Ruckedtobits wrote: ↑
November 23rd, 2020, 4:35 pm
Some thoughts before consigning this thread to the archive.
As France have discovered you must take every point on offer against England. At 28 mins, they had 12 points and we could have had 9 pts, from three penalties on our left side within 45 yds.
We must use line-outs to re-win possession and play the ball to areas they don't expect. Best done by varying line-out numbers, throwing hard, flat throws & ball off the top with a SH or Flanker taking tap ball and finding a support runner where our players know where the ball's going and what's next
At breakdowns, if an English player is on our side from the tackle, our scrum half must trip over him. Any late arriving Irish forward must collide with him. If the Englishman has his hands on the ground near the ball, stand on them. There is absolutely nothing accidental about how the English players slow up the ball at the breakdown. It is both intentional and practised. It is so well practised that Refs give them the benefit of the doubt.
Attacking the English mid-field requires at least two players who can grubber kick, both short and long. This should be almost the initial choice of attack. From scrums, the No 8 or SH should pass to the side with only one or, at worst, two defenders. The receiver should chip or grubber kick the defender(s).
Until the English defence has been turned at least twice,
no Irish ball carrier should run at their line without at least two support runners to clear out the breakdown.
When we get into their 22m area, the primary objective should be to set up a drop goal. (Conceding points without a line break or an infringement demoralises any team).
Beating England is going to become a worldwide crusade in rugby over the next three years. We can research the old play books of the Aussies or Japanese teams against the best SA teams over the past decade for ideas.
We can score more points than them over 80 mins. It is very unlikely that before or at RWC2023 we can beat them as comprehensively as we did in 2018. So guerilla tactics whenever we meet them and consider each of those games as a once-off encounter i.e. don't try to build our normal game plan around the tactics needed to beat a unique opponent. Exposing such tactics to regular scutiny will nullify their usefulness.
I firmly believe that unless we adopt a mindset & outlook to playing England, we will not be able to focus on developing our Squad or how we can best play. If we spend the next three seasons trying to develop our players to beat England at their game, that will be three seasons lost. we must focus on determining how we can best play with the players available. IMO, it's probably fairly close to what Leinster are playing at present.

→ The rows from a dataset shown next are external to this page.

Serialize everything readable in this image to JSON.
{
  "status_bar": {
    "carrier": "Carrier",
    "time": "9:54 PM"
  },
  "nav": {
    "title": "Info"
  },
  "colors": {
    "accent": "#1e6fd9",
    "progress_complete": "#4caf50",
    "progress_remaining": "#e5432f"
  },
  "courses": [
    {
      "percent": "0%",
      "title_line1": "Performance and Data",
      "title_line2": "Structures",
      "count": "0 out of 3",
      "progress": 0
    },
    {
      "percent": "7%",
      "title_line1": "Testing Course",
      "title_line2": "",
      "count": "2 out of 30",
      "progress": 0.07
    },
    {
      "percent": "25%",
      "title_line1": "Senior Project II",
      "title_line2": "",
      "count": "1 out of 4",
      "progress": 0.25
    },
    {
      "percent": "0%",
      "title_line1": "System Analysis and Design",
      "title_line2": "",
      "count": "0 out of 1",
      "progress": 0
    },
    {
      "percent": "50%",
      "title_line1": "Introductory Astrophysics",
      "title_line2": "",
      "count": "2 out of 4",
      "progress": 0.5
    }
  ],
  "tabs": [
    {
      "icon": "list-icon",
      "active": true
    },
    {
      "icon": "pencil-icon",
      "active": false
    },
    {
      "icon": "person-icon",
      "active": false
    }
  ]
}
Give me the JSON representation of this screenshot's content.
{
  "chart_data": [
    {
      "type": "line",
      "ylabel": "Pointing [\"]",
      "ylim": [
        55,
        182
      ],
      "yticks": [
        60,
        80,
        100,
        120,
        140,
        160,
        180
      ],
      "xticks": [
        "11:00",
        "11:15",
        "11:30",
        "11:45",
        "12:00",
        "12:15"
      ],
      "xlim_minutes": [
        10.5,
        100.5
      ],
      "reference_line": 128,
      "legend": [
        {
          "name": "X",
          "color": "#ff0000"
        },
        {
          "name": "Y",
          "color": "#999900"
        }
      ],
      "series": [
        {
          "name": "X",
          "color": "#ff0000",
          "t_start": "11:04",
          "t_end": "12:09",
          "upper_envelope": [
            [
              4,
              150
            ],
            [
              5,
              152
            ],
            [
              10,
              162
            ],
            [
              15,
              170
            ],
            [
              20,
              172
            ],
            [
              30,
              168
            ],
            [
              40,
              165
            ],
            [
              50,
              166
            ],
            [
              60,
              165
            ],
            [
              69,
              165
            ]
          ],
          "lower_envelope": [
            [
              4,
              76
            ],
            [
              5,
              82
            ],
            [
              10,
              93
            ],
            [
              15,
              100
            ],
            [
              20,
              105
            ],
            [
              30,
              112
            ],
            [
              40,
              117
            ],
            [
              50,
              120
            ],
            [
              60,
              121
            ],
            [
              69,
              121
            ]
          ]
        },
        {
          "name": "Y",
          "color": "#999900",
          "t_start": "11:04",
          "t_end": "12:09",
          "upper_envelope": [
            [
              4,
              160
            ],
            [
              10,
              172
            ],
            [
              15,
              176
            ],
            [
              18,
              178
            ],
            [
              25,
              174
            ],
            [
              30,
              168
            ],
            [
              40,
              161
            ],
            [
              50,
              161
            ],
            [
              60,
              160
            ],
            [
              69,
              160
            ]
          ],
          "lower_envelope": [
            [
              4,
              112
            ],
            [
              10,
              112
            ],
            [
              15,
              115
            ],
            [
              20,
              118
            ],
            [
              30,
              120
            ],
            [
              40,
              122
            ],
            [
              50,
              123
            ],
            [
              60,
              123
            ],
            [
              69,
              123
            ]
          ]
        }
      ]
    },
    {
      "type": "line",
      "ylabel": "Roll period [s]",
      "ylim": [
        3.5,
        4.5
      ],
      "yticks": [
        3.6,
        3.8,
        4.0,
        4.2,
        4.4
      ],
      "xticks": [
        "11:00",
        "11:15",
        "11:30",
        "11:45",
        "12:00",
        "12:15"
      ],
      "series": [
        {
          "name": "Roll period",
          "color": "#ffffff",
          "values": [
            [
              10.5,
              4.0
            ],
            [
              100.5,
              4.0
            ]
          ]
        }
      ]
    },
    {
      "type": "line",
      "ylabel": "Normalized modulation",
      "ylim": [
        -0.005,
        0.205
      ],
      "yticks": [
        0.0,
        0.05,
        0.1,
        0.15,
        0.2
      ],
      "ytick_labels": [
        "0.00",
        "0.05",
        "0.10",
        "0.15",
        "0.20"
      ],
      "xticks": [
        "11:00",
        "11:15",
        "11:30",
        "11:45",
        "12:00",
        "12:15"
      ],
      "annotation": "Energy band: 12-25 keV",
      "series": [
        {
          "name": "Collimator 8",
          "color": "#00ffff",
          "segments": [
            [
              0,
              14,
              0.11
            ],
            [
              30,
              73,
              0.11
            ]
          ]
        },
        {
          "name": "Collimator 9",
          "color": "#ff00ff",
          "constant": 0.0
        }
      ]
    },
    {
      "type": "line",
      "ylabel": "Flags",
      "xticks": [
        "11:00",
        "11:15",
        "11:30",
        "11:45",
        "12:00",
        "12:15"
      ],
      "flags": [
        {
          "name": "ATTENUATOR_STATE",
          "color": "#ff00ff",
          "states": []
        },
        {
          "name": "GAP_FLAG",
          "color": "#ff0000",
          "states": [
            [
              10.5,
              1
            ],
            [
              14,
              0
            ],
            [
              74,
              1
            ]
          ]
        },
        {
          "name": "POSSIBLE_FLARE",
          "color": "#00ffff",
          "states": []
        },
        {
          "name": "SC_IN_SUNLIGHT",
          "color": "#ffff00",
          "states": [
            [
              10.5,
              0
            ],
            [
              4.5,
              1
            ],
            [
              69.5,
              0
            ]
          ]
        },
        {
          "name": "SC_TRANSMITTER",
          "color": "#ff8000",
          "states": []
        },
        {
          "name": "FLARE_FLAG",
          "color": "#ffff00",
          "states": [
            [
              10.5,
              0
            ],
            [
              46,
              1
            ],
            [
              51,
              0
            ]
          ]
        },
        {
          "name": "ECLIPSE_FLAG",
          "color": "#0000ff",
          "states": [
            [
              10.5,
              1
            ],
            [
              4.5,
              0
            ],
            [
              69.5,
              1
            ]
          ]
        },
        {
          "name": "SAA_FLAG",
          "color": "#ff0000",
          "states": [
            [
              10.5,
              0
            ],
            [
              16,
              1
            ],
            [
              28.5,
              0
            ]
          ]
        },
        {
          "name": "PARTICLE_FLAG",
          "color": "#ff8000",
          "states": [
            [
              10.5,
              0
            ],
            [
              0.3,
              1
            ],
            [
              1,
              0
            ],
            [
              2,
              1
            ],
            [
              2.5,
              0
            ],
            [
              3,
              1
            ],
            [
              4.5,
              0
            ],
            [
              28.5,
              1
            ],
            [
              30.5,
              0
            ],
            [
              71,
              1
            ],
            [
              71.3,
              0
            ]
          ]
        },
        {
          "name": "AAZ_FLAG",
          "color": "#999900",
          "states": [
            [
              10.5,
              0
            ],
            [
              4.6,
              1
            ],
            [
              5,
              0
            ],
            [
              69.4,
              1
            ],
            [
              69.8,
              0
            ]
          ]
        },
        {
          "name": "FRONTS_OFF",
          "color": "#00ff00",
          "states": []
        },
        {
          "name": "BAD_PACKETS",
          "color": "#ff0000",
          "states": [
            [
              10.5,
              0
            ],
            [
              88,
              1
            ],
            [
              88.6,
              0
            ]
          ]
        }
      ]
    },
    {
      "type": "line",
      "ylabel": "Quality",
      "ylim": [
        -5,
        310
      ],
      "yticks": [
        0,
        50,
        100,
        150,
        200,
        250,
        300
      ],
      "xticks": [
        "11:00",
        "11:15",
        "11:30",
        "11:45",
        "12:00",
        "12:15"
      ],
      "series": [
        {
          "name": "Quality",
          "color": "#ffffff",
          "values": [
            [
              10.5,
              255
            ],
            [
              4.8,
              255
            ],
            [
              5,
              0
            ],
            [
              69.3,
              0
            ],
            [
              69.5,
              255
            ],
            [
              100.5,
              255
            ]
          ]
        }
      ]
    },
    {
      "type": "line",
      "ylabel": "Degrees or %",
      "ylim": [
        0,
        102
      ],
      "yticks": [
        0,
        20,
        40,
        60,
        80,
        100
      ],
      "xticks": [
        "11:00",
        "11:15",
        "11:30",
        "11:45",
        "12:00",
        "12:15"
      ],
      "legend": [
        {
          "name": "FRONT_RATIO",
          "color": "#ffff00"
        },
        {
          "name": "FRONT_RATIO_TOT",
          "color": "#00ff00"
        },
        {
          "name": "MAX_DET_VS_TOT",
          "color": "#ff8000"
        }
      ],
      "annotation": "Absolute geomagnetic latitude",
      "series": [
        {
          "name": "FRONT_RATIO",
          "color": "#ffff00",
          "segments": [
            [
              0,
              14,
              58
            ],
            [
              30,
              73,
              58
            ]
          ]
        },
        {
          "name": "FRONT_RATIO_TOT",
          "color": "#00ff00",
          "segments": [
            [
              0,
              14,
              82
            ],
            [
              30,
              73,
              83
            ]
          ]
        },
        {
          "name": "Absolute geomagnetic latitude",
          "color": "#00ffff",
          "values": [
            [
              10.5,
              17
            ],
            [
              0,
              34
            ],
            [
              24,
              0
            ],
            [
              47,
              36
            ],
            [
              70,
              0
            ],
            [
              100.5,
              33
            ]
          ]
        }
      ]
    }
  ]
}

If Coaches and senior players can agree what patterns & strategies will give us the best chance of playing as well as we can, treating the English games as one-off encounters will provide a great motivation for those games and ensure that even a defeat will not derail over progress in our development.